HARLINGEN, RGV – My experience has been that some things, like death events, happen in “3’s.”

First, George Ramirez, the Founder of the Latin Jazz Festival passed away in Brownsville; then, in San Benito, Rey Avila, the impetus behind the Conjunto Hall of Fame passed away. Be it curiosity or cowardice, I thought to myself, “I am not walking out the door, ‘til I learn the name of number 3.” A text from a friend confirmed that my number 3 was Tomas Gonzalez, Vietnam Veteran and writer, who I used to meet at VFW 2410.

I will leave it to others to write a proper obituary about these admirable gentlemen that I had the honor of knowing. This is a reminiscence.
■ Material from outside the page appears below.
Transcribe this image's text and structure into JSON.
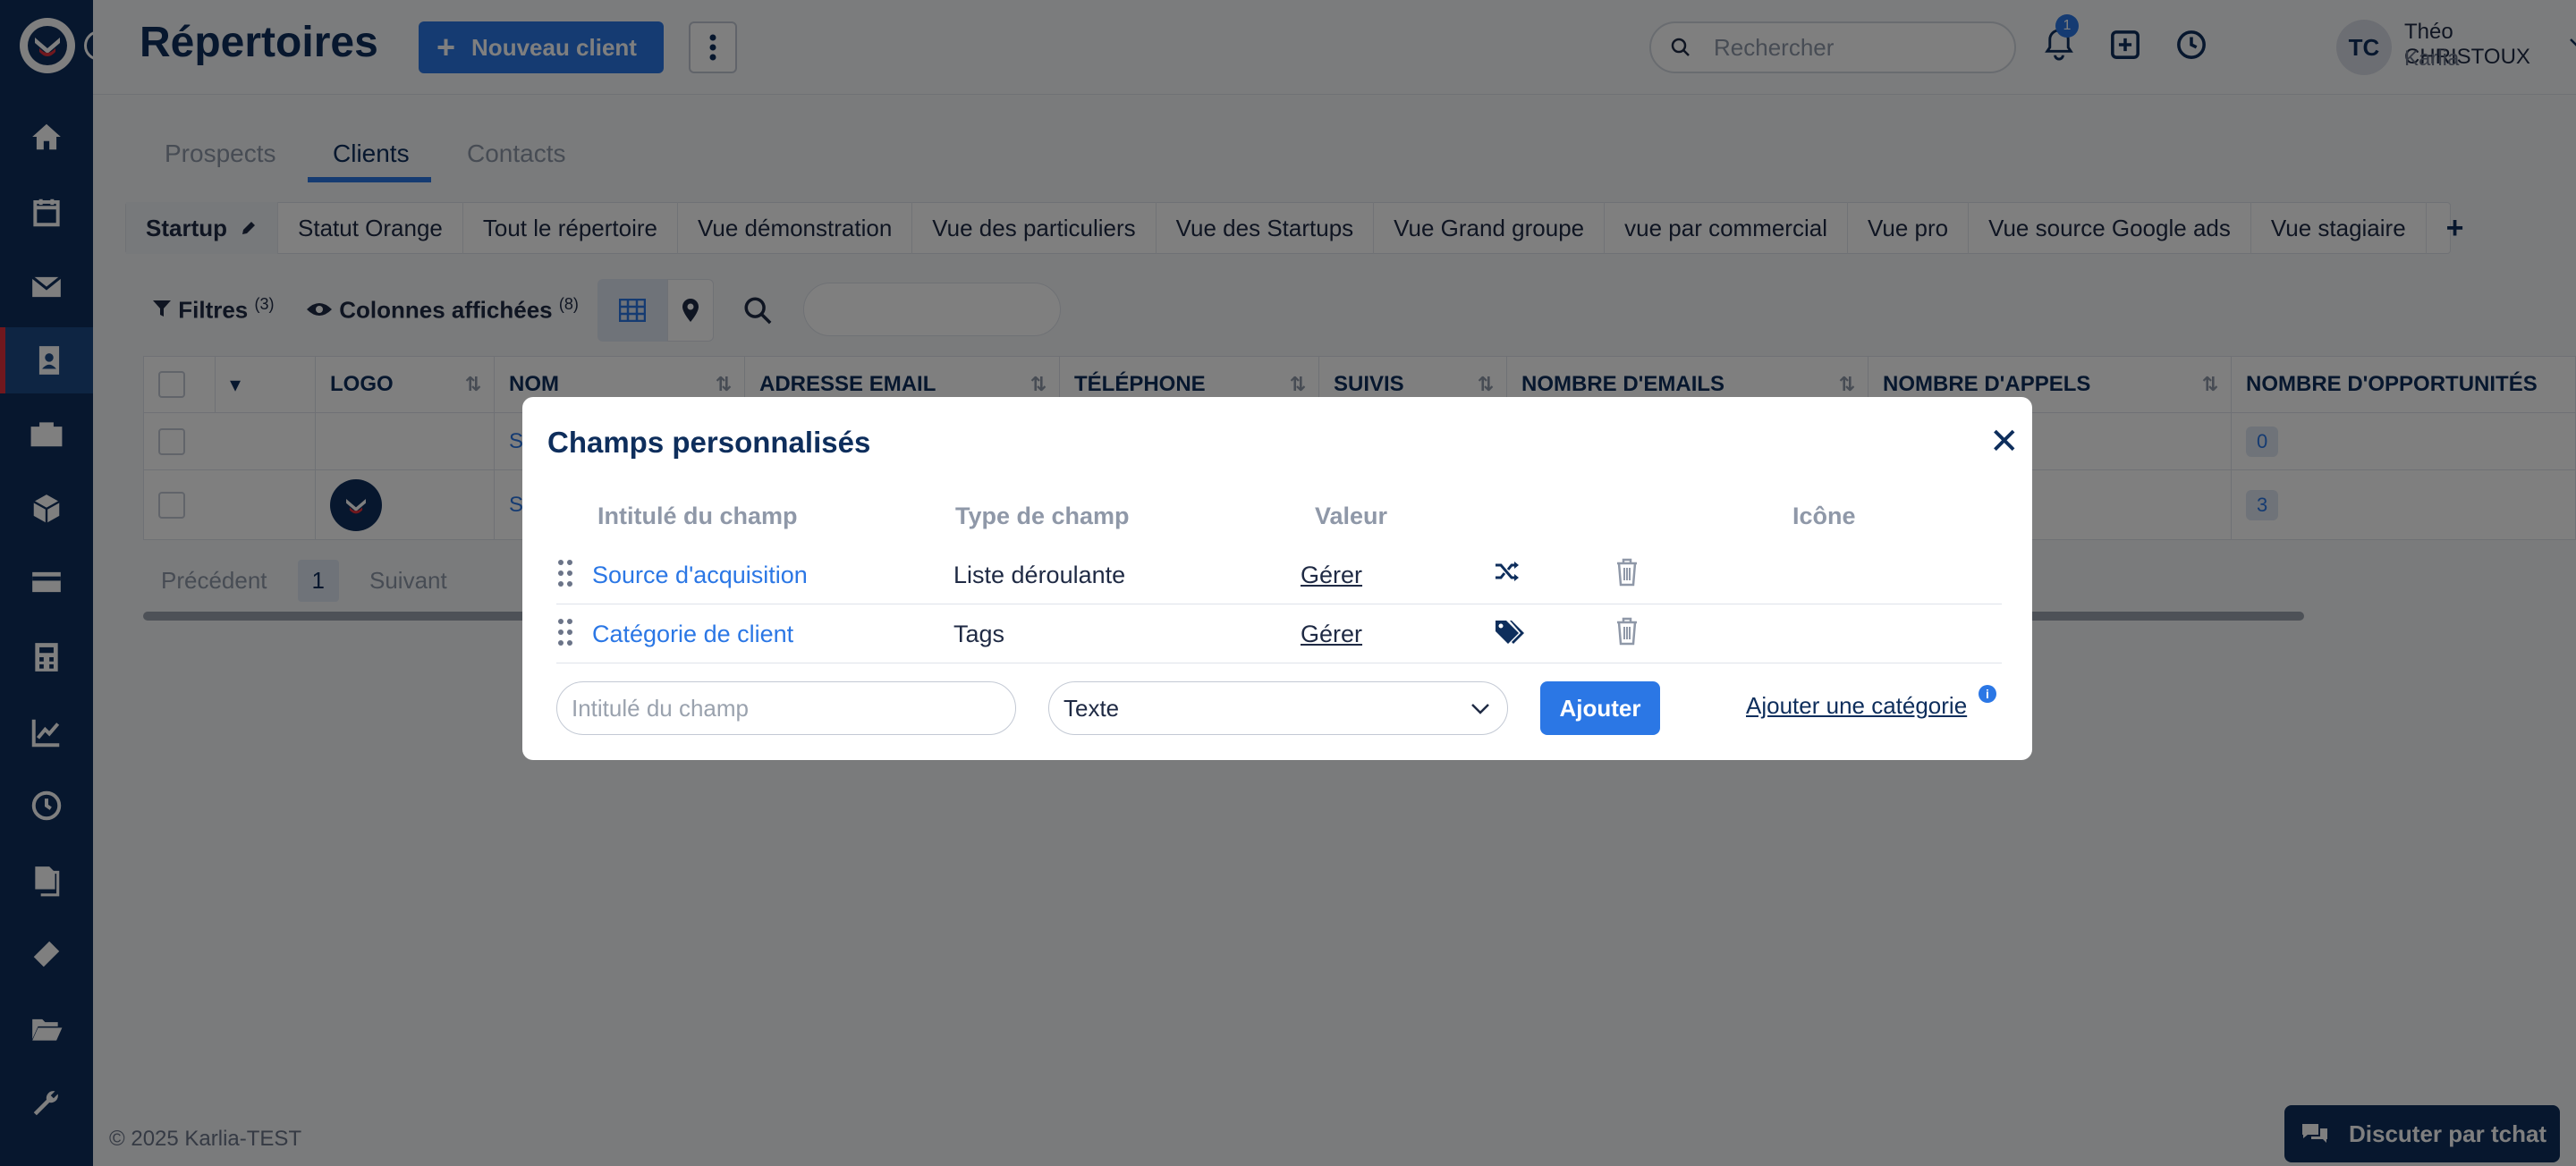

George Ramirez, pictured left, is seen at the Half Moon Saloon in Brownsville, a bar he started. Photo: Nydia Tapia Gonzales

George Ramirez, the owner of Polibrid Coatings, came to South Texas from California, after inventing a proprietary coating for seagoing vessels and other industrial applications. It is regarded as the most dependable and versatile product in its class. George could have, “rested on his laurels”, so to speak. He did not. He founded the Brownsville Latin Jazz Festival and the Brownsville Society for the Performing Arts. It was because of George Ramirez that I saw the great Tito Puente in Brownsville performing live, on a raised stage, about twenty feet away.

Rey Avila

Rey Avila founded the Texas Conjunto Hall of Fame in San Benito. Rey gave me an eye-opening tour of the room where the original Ideal Records tape recording and vinyl record pressing equipment was stored. Previously located in Alice, Ideal Records moved to San Benito, Texas and then ceased operations in 1971. The Texas Conjunto Hall of Fame in San Benito acquired the Ideal Records equipment from the owner and made it the core of the Texas Conjunto Hall of Fame. When I was a kid in the fifties, I used to listen to recordings of Beto Villa on the Ideal music label. You can understand why I got goose bumps, as Rey Avila toured me through me through the room with the old Ideal studio recording equipment.

Tomas Gonzalez

Vietnam Veteran and writer, Tomas Gonzalez, passed away last week. At the VFW 2410, his favorite spot at the bar was to the left of the ordering station. Tomas, a Platoon Sergeant in Vietnam, wrote an engaging memoir about his experiences. He lent it to me. I read it.

What was interesting, the memoir did not just include his remembrances, but also included accounts written by individuals in his platoon. Tomas also wrote a couple of books for children. I am headed to the VFW. Tomas will not be there.

Editor’s Note: The main image accompanying the above guest column shows the refreshments on offer at VFW Post 2420 in Harlingen, Texas. Credit: VFW Post 2420.

Editor’s Note: Click here to read Nydia Tapia-Gonzalez’s article about George Ramirez and the Half Moon Saloon.

Editor’s Note: Click here to read an obituary about Rey Avila.

Editor’s Note: Click here to read an obituary about Tomas Gonzalez.